  • The crew at Painting with a Twist–owner Marvin Gay, manager Joshua French, and art instructor Adrianna Auriemma are wonderful hosts and partners for this kind of event. They kept us informed of our growing reservations list. They helped us plan pre-event how we would set up our food and auction tables. They gave us early access to set up our 25+ auction baskets and food and they adjusted quickly to keep things moving well during the event. Joshua and Adrianna, equipped with different instructional styles, each came across well to the guests.
  • Kathy Scott from CASA spoke to the crowd. She explained that the pet sheltering had been a dream of Linda Osmundson, the former ED who passed away in January 2016 as the new CASA state-of-the-art domestic violence shelter came into being. Room had been set aside for a kennel to be built on the site. The catch was that new money had to be raised apart from the funds for sheltering human survivors of domestic violence.
  • So many businesses and individuals helped underwrite the event with donations of items and services for auction baskets. (See our slider on the home page for the logos of sponsors, supporters, and pals.) We also had plenty of tasty food and wine. Cicis delivered pizza–savory and cinnamon-sweet–and Subway donated sandwiches. We even had a special chocolate cake baked by cake artist Jazmin Demerjian to raise even more money and eat by the end of the evening.
  • We raised over $3,000 for the Zonta Foundation through our raffle sales, silent auction, and donations on our website with our new donations button. Now we are talking with John Biesinger at CASA (Community Action Stops Abuse) to find a good time to present a $3,000 check to CASA to keep domestic violence survivors’ families intact while they are living in the CASA shelter.
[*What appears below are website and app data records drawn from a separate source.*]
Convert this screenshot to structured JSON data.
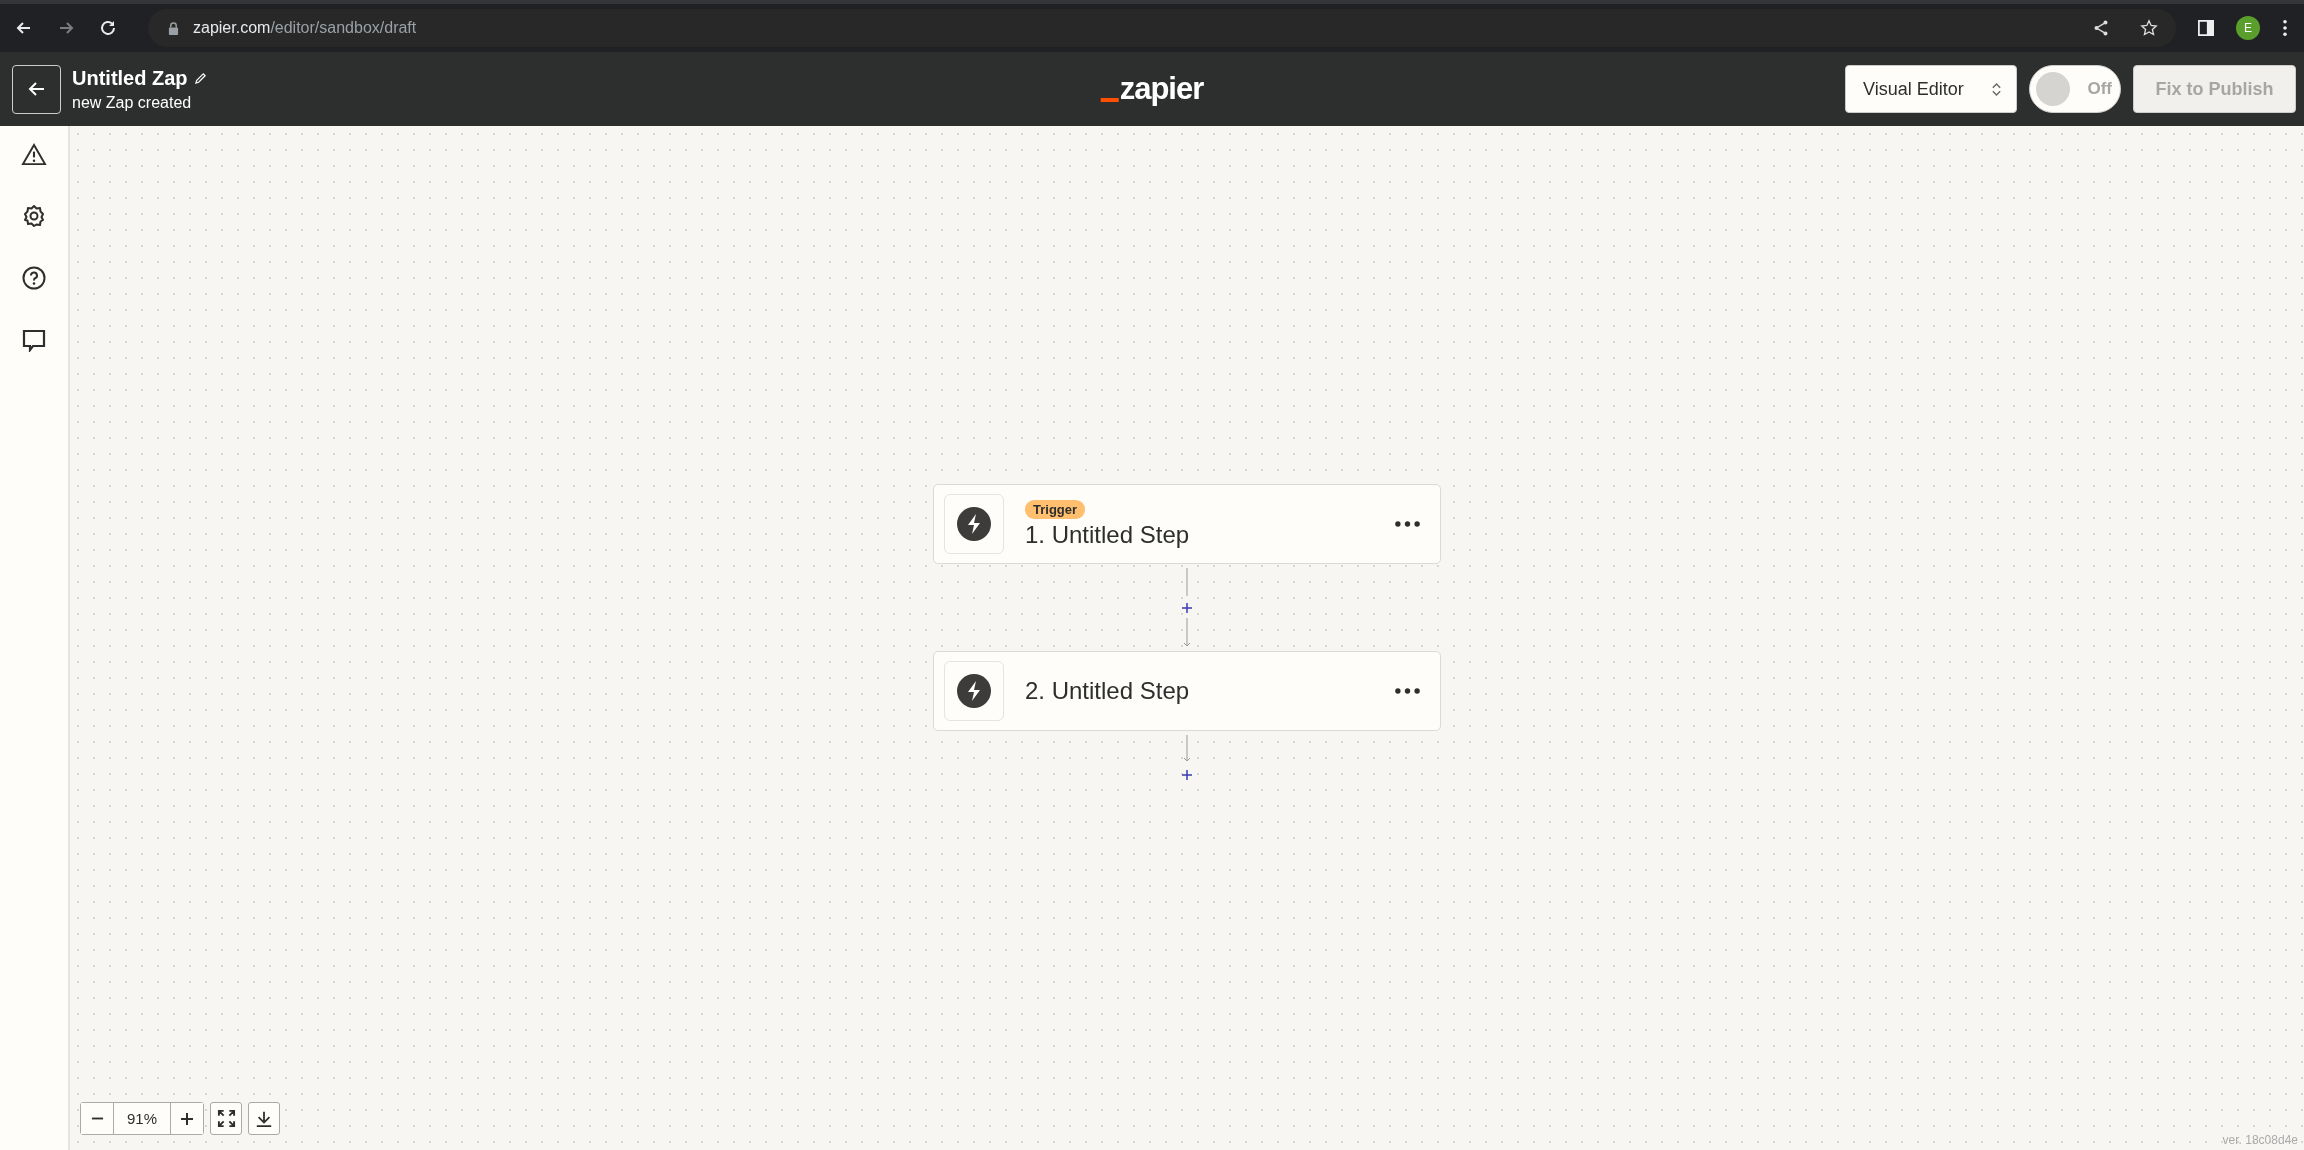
{
  "browser": {
    "back_disabled": false,
    "forward_disabled": true,
    "url_host": "zapier.com",
    "url_path": "/editor/sandbox/draft",
    "profile_initial": "E"
  },
  "header": {
    "title": "Untitled Zap",
    "subtitle": "new Zap created",
    "logo": "zapier",
    "editor_select": "Visual Editor",
    "toggle": {
      "label": "Off",
      "on": false
    },
    "publish_button": {
      "label": "Fix to Publish",
      "disabled": true
    }
  },
  "steps": [
    {
      "badge": "Trigger",
      "title": "1. Untitled Step"
    },
    {
      "title": "2. Untitled Step"
    }
  ],
  "zoom": {
    "value": "91%"
  },
  "version": "ver. 18c08d4e"
}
CASA will become only the 8th DV shelter in Florida to house pets onsite with their families.  
  • We are thrilled with the outcomes we achieved. Thank you to everyone who contributed their time, energy, and money to make it successful. We could not have done it without you!

Picture of brushes from Pixabay

Views expressed in this blog post are mine and may not reflect the stance of the Zonta Club of Pinellas County or Zonta International. — Doris Reeves-Lipscomb